- Exercise brief -
Find and copy the lines in the records beneath this task that contain the word "siguiente".

- Records for processing -
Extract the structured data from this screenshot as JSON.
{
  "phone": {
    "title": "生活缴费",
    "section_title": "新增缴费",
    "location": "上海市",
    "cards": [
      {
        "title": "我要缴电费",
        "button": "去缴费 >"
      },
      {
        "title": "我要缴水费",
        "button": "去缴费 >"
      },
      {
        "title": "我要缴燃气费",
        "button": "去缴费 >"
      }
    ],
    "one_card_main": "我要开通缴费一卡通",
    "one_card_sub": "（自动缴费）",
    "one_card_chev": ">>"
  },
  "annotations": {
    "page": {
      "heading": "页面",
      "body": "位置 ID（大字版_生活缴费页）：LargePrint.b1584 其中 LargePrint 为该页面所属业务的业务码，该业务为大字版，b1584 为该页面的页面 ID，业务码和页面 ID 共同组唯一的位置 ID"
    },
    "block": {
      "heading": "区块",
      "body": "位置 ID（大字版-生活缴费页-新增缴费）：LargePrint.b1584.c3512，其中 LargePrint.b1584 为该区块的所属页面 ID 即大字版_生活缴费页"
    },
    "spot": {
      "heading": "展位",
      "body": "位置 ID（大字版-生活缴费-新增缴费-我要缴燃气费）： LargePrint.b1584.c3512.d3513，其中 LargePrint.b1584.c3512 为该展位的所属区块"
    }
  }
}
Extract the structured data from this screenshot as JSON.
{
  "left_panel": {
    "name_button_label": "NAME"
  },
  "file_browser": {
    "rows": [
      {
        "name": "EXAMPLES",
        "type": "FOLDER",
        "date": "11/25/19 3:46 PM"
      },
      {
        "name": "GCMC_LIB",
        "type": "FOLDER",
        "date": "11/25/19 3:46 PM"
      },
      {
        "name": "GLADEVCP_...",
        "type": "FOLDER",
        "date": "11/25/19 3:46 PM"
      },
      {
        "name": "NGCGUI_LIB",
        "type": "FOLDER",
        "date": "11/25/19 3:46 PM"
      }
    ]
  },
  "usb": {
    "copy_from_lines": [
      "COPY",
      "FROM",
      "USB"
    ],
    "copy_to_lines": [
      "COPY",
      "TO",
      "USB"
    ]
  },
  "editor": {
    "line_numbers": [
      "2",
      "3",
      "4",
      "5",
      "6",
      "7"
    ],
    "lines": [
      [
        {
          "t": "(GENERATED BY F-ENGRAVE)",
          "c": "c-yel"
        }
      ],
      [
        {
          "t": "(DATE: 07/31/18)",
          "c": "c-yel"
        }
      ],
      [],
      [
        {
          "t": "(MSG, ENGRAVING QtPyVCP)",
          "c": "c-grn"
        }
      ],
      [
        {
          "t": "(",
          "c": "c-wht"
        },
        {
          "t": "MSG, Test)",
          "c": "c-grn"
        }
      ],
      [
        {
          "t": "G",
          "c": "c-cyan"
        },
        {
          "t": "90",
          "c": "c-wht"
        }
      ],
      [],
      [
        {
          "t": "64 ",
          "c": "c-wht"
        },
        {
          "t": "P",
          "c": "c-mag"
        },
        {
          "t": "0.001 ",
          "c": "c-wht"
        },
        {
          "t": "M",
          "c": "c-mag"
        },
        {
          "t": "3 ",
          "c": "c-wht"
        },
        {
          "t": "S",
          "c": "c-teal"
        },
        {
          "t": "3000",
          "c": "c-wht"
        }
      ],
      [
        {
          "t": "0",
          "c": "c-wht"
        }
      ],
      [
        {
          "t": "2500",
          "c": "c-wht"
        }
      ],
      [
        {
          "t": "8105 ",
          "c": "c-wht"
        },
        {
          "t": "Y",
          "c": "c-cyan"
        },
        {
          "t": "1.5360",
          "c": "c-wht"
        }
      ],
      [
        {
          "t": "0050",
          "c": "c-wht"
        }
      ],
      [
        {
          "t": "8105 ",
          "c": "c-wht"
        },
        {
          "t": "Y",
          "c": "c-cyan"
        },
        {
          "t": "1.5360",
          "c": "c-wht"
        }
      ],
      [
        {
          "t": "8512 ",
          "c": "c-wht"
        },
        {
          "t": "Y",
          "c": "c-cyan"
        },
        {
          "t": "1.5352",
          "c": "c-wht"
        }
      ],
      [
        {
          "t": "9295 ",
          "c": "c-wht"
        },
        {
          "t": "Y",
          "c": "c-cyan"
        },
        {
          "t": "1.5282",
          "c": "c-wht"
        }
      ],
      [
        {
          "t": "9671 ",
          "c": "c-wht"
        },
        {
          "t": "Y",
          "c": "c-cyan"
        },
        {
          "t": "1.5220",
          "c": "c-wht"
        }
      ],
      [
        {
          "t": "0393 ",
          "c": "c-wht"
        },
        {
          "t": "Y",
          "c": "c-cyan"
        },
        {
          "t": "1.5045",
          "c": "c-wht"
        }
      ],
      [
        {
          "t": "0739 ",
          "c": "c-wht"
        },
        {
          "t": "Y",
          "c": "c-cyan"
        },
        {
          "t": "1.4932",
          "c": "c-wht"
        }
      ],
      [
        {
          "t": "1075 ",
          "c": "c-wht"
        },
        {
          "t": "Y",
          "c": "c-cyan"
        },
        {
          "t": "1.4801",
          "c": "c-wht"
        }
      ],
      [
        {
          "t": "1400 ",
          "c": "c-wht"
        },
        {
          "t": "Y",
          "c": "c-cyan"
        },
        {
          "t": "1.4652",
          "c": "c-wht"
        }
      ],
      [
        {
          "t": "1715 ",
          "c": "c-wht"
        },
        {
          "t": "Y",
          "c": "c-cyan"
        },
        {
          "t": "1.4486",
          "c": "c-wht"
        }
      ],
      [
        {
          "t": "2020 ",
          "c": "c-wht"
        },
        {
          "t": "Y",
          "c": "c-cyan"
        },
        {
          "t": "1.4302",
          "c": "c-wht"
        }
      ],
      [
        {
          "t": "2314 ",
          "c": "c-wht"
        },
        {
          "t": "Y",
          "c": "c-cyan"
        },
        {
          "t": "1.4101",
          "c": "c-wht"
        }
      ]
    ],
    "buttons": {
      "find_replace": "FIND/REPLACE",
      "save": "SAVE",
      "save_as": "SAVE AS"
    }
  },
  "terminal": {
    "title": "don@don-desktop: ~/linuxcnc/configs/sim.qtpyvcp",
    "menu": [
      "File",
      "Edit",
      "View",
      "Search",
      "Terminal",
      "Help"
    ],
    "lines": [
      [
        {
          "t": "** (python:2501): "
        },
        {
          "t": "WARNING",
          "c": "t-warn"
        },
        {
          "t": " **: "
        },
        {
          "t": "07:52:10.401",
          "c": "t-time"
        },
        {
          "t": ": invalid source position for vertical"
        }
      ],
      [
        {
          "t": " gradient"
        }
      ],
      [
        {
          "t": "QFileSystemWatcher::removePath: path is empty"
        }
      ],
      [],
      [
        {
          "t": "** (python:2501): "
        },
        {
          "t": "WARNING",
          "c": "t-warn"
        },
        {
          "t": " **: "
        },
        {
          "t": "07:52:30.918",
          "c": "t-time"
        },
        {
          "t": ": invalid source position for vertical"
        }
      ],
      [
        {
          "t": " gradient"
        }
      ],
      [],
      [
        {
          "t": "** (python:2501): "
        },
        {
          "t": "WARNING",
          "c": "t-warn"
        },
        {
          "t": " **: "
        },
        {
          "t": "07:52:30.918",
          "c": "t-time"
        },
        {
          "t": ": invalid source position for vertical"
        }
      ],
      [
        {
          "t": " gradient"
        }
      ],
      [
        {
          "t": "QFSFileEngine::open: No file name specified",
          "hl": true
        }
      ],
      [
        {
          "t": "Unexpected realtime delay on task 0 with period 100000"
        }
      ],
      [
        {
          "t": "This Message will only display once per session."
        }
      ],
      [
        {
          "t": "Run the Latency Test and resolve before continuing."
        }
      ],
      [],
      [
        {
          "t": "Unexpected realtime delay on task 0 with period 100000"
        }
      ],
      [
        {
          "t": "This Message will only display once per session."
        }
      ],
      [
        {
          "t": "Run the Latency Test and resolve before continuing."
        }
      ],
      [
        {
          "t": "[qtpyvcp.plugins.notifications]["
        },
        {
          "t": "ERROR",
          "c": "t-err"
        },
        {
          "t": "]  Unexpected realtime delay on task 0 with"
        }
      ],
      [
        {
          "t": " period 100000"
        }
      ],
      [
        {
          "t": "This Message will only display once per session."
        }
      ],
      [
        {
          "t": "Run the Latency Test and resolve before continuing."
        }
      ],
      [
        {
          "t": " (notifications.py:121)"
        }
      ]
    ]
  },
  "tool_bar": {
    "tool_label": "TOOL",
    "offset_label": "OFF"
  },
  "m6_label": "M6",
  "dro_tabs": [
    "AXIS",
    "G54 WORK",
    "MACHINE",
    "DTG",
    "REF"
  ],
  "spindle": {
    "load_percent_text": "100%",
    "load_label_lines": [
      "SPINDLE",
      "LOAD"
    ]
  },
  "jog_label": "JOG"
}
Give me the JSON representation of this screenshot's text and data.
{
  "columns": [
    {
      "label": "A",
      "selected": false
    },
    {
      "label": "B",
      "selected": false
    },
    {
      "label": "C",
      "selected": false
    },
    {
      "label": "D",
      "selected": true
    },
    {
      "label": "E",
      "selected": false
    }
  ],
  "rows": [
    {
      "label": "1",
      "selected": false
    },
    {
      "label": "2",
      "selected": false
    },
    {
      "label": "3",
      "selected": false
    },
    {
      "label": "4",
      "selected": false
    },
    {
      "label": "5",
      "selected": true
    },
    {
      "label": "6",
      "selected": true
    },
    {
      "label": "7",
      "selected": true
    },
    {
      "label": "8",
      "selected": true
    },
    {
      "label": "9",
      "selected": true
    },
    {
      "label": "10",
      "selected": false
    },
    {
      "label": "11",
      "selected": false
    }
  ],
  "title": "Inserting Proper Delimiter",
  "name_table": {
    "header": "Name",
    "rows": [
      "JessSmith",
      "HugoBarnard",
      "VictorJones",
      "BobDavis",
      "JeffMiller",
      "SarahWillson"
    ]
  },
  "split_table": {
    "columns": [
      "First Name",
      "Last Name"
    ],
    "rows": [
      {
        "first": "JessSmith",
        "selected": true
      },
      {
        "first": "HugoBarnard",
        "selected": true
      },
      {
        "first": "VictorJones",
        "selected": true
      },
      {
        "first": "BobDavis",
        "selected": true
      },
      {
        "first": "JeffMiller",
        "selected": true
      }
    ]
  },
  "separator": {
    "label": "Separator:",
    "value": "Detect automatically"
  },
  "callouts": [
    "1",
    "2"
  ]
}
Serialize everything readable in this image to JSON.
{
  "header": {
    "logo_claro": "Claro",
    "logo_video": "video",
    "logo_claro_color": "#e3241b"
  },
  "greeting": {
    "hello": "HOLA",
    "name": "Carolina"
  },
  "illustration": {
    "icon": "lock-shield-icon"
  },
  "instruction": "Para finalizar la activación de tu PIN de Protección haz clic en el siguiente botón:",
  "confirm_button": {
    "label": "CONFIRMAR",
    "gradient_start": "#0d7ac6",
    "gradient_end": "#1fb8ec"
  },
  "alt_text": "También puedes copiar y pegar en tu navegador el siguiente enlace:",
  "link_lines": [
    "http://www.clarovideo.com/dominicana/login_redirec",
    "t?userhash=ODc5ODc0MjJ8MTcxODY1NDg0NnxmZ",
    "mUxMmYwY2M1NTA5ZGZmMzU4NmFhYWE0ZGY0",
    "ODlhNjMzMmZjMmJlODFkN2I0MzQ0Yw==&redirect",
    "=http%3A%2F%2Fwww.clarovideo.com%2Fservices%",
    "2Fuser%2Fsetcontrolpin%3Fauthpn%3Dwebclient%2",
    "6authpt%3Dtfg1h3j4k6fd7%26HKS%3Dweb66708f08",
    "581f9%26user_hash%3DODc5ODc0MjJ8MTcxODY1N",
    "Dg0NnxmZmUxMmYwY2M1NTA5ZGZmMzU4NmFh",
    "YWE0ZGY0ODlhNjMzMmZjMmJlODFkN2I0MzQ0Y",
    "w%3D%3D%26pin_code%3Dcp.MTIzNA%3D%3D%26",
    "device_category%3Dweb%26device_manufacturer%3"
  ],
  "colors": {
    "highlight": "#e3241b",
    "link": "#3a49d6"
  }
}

- Output below -
  "instruction": "Para finalizar la activación de tu PIN de Protección haz clic en el siguiente botón:",
  "alt_text": "También puedes copiar y pegar en tu navegador el siguiente enlace:",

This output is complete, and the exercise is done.